**WORK INSTRUCTION:** Respond with the count alone after checking every line in the material below for "icon".

**ENTRIES PROVIDED:**

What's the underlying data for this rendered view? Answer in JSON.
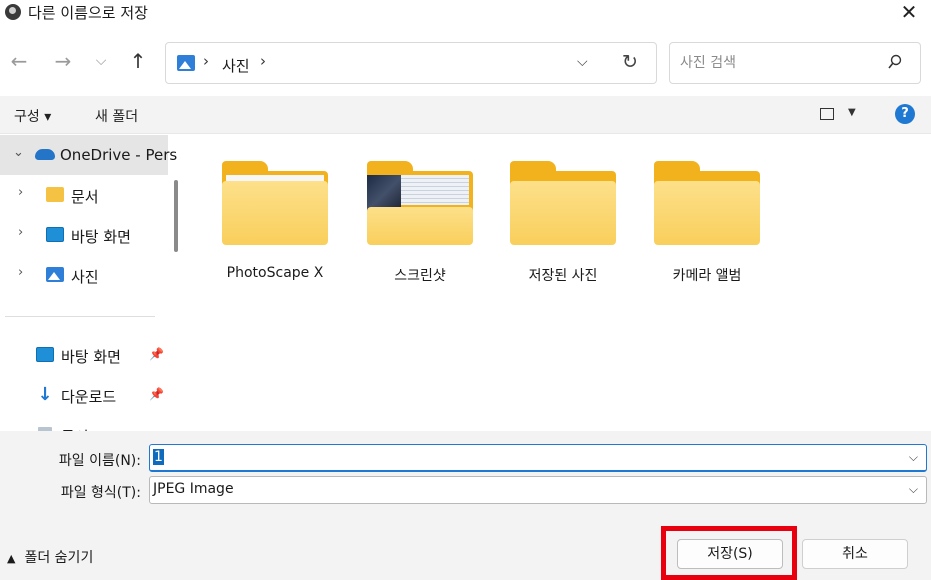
{
  "window": {
    "title": "다른 이름으로 저장",
    "close_glyph": "✕"
  },
  "nav": {
    "back_glyph": "←",
    "forward_glyph": "→",
    "recent_glyph": "⌵",
    "up_glyph": "↑",
    "breadcrumb": "사진",
    "breadcrumb_sep": "›",
    "dropdown_glyph": "⌵",
    "refresh_glyph": "↻"
  },
  "search": {
    "placeholder": "사진 검색"
  },
  "toolbar": {
    "organize": "구성 ▾",
    "new_folder": "새 폴더",
    "help": "?"
  },
  "sidebar": {
    "items": [
      {
        "label": "OneDrive - Pers",
        "icon": "cloud-icon"
      },
      {
        "label": "문서",
        "icon": "folder-icon"
      },
      {
        "label": "바탕 화면",
        "icon": "desktop-icon"
      },
      {
        "label": "사진",
        "icon": "pictures-icon"
      },
      {
        "label": "바탕 화면",
        "icon": "desktop-icon"
      },
      {
        "label": "다운로드",
        "icon": "download-icon"
      },
      {
        "label": "문서",
        "icon": "document-icon"
      }
    ]
  },
  "folders": [
    {
      "name": "PhotoScape X"
    },
    {
      "name": "스크린샷"
    },
    {
      "name": "저장된 사진"
    },
    {
      "name": "카메라 앨범"
    }
  ],
  "form": {
    "filename_label": "파일 이름(N):",
    "filename_value": "1",
    "filetype_label": "파일 형식(T):",
    "filetype_value": "JPEG Image"
  },
  "footer": {
    "hide_folders": "폴더 숨기기",
    "save": "저장(S)",
    "cancel": "취소"
  },
  "colors": {
    "accent": "#1f78d1",
    "highlight": "#e8000f",
    "folder": "#f2b21e"
  }
}
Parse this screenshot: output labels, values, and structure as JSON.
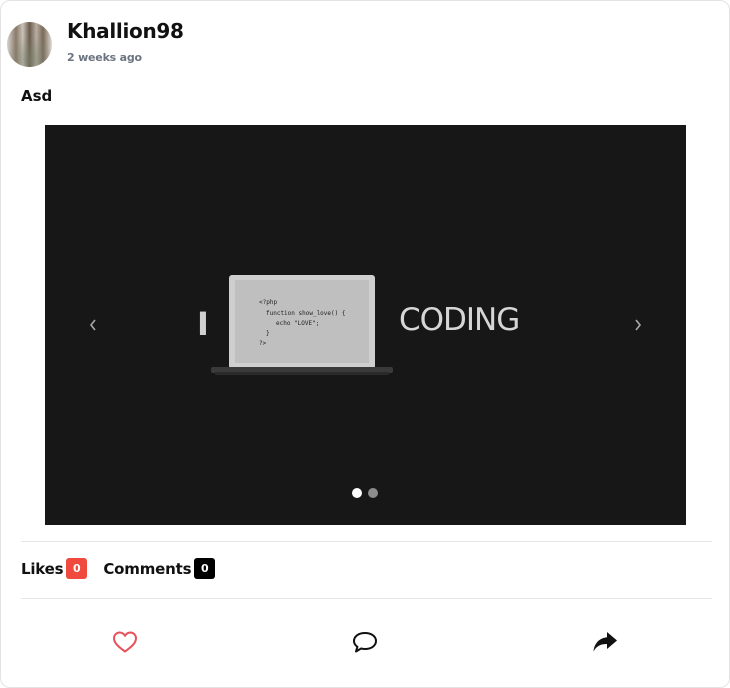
{
  "post": {
    "author": "Khallion98",
    "posted_ago": "2 weeks ago",
    "text": "Asd"
  },
  "carousel": {
    "slide_prefix": "I",
    "slide_word": "CODING",
    "code_lines": [
      "<?php",
      "function show_love() {",
      "echo \"LOVE\";",
      "}",
      "?>"
    ],
    "prev_icon": "chevron-left-icon",
    "next_icon": "chevron-right-icon",
    "slide_count": 2,
    "active_index": 0
  },
  "stats": {
    "likes_label": "Likes",
    "likes_count": "0",
    "comments_label": "Comments",
    "comments_count": "0"
  },
  "actions": {
    "like_icon": "heart-outline-icon",
    "comment_icon": "speech-bubble-icon",
    "share_icon": "share-arrow-icon"
  },
  "colors": {
    "likes_badge": "#f04a3e",
    "comments_badge": "#000000",
    "heart": "#e8505b",
    "carousel_bg": "#171717"
  }
}
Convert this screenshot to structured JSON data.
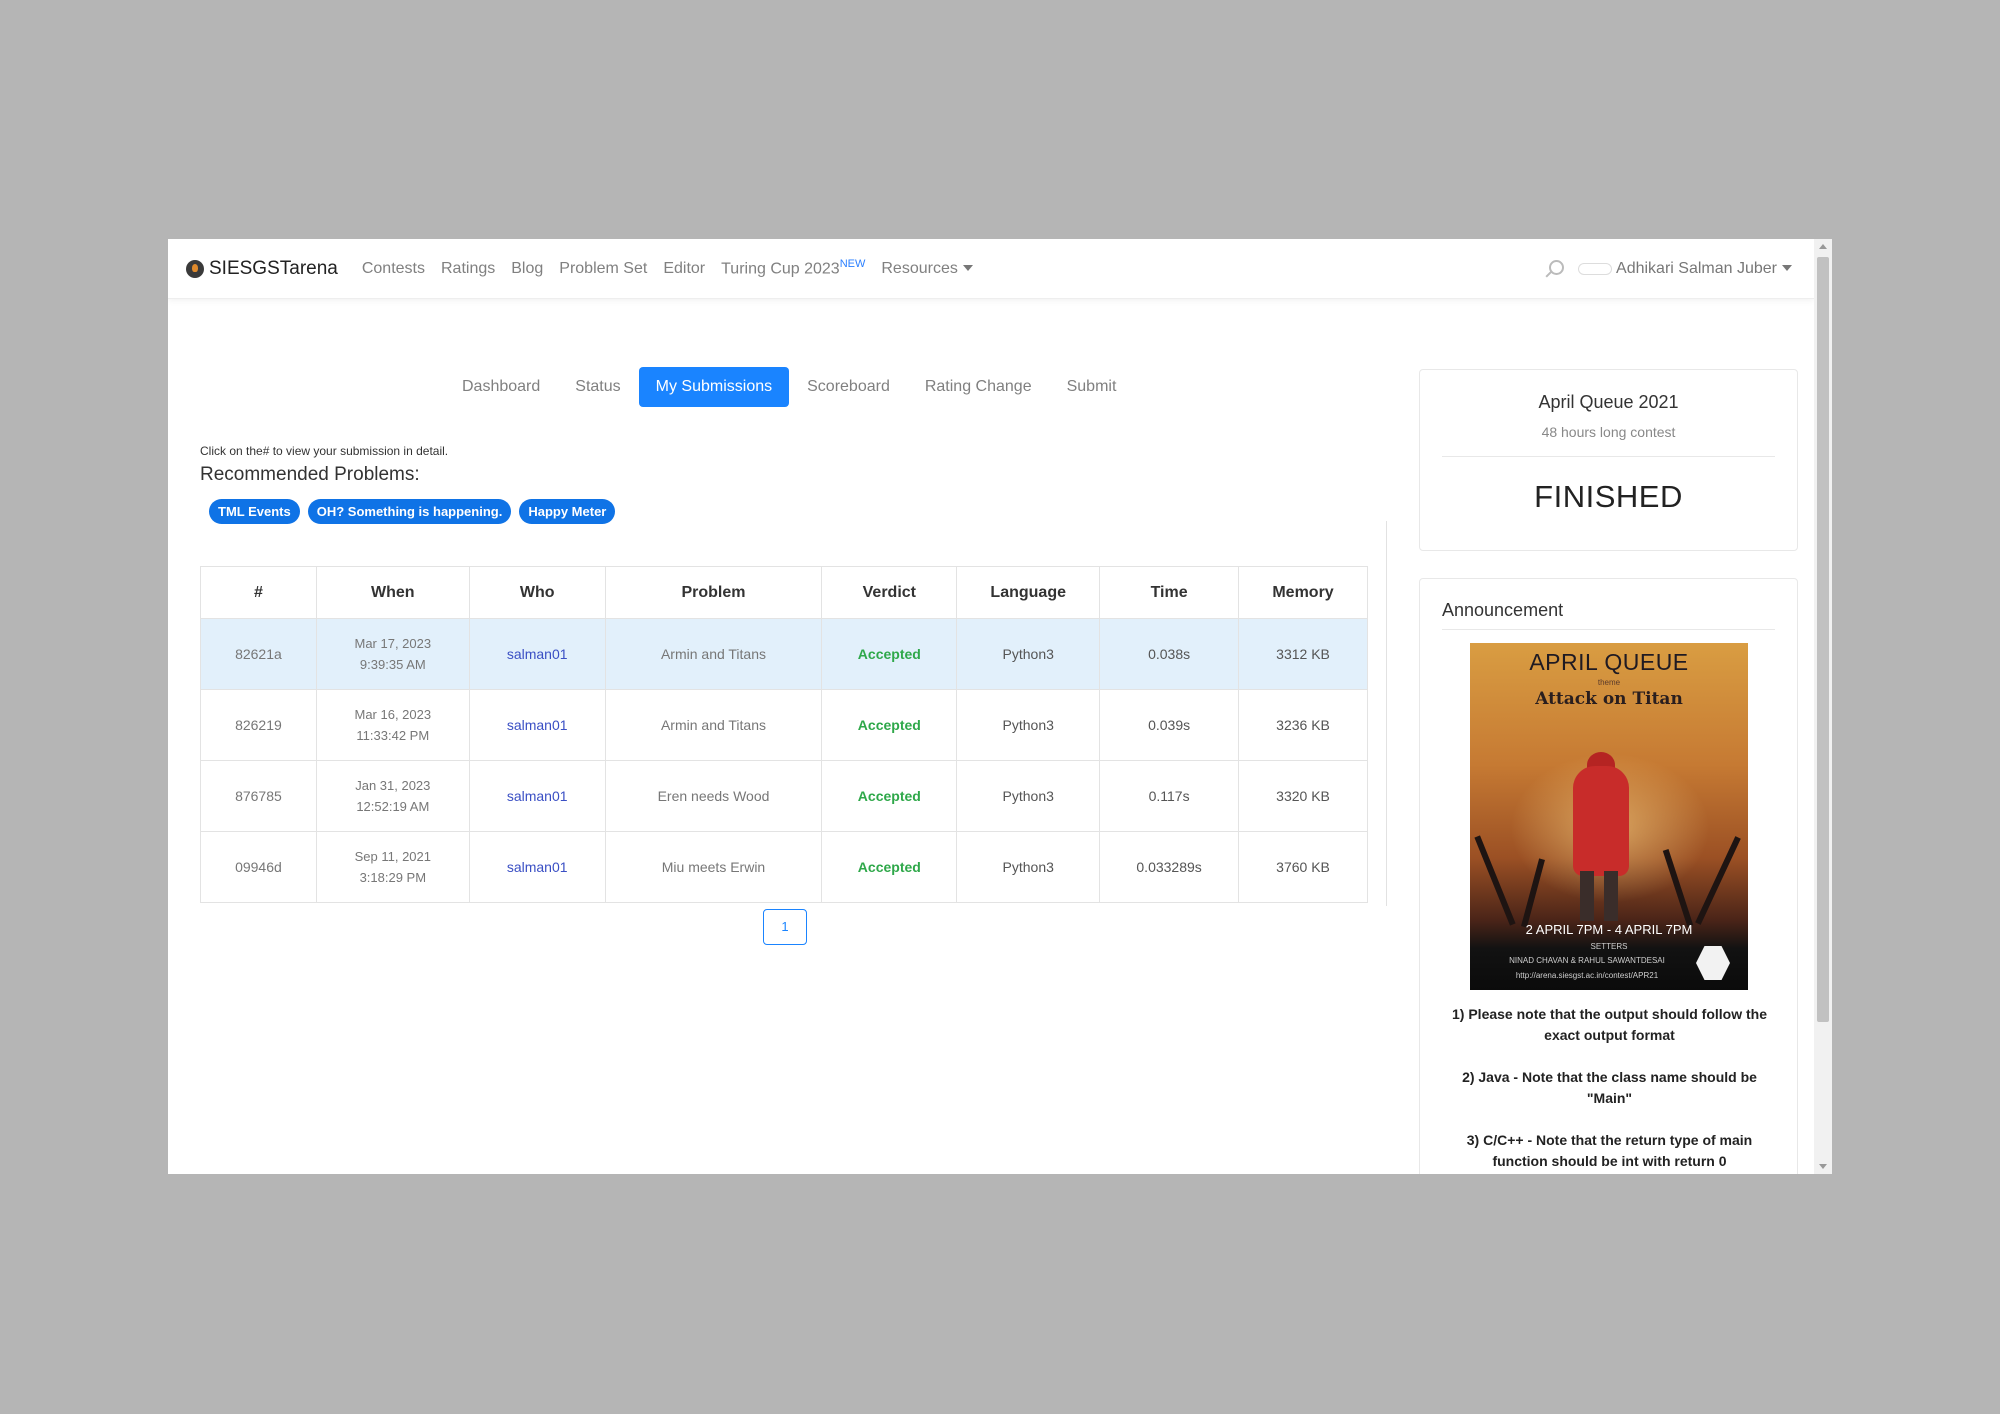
{
  "nav": {
    "brand": "SIESGSTarena",
    "links": [
      "Contests",
      "Ratings",
      "Blog",
      "Problem Set",
      "Editor"
    ],
    "turing": "Turing Cup 2023",
    "turing_badge": "NEW",
    "resources": "Resources",
    "user": "Adhikari Salman Juber"
  },
  "tabs": [
    "Dashboard",
    "Status",
    "My Submissions",
    "Scoreboard",
    "Rating Change",
    "Submit"
  ],
  "hint": "Click on the# to view your submission in detail.",
  "recommended": {
    "title": "Recommended Problems:",
    "items": [
      "TML Events",
      "OH? Something is happening.",
      "Happy Meter"
    ]
  },
  "table": {
    "headers": [
      "#",
      "When",
      "Who",
      "Problem",
      "Verdict",
      "Language",
      "Time",
      "Memory"
    ],
    "rows": [
      {
        "id": "82621a",
        "date": "Mar 17, 2023",
        "time": "9:39:35 AM",
        "who": "salman01",
        "problem": "Armin and Titans",
        "verdict": "Accepted",
        "lang": "Python3",
        "exec": "0.038s",
        "mem": "3312 KB"
      },
      {
        "id": "826219",
        "date": "Mar 16, 2023",
        "time": "11:33:42 PM",
        "who": "salman01",
        "problem": "Armin and Titans",
        "verdict": "Accepted",
        "lang": "Python3",
        "exec": "0.039s",
        "mem": "3236 KB"
      },
      {
        "id": "876785",
        "date": "Jan 31, 2023",
        "time": "12:52:19 AM",
        "who": "salman01",
        "problem": "Eren needs Wood",
        "verdict": "Accepted",
        "lang": "Python3",
        "exec": "0.117s",
        "mem": "3320 KB"
      },
      {
        "id": "09946d",
        "date": "Sep 11, 2021",
        "time": "3:18:29 PM",
        "who": "salman01",
        "problem": "Miu meets Erwin",
        "verdict": "Accepted",
        "lang": "Python3",
        "exec": "0.033289s",
        "mem": "3760 KB"
      }
    ]
  },
  "pagination": {
    "page": "1"
  },
  "contest": {
    "title": "April Queue 2021",
    "subtitle": "48 hours long contest",
    "status": "FINISHED"
  },
  "announcement": {
    "title": "Announcement",
    "poster": {
      "heading": "APRIL QUEUE",
      "theme": "theme",
      "logo": "Attack on Titan",
      "dates": "2 APRIL 7PM - 4 APRIL 7PM",
      "setters_label": "SETTERS",
      "setters": "NINAD CHAVAN & RAHUL SAWANTDESAI",
      "url": "http://arena.siesgst.ac.in/contest/APR21"
    },
    "notes": [
      "1) Please note that the output should follow the exact output format",
      "2) Java - Note that the class name should be \"Main\"",
      "3) C/C++ - Note that the return type of main function should be int with return 0"
    ]
  },
  "colors": {
    "primary": "#1a84ff",
    "accepted": "#2fa84a",
    "link": "#3a4fc4",
    "highlight_row": "#e2f0fb"
  }
}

**RESULT OF THE TASK:** 12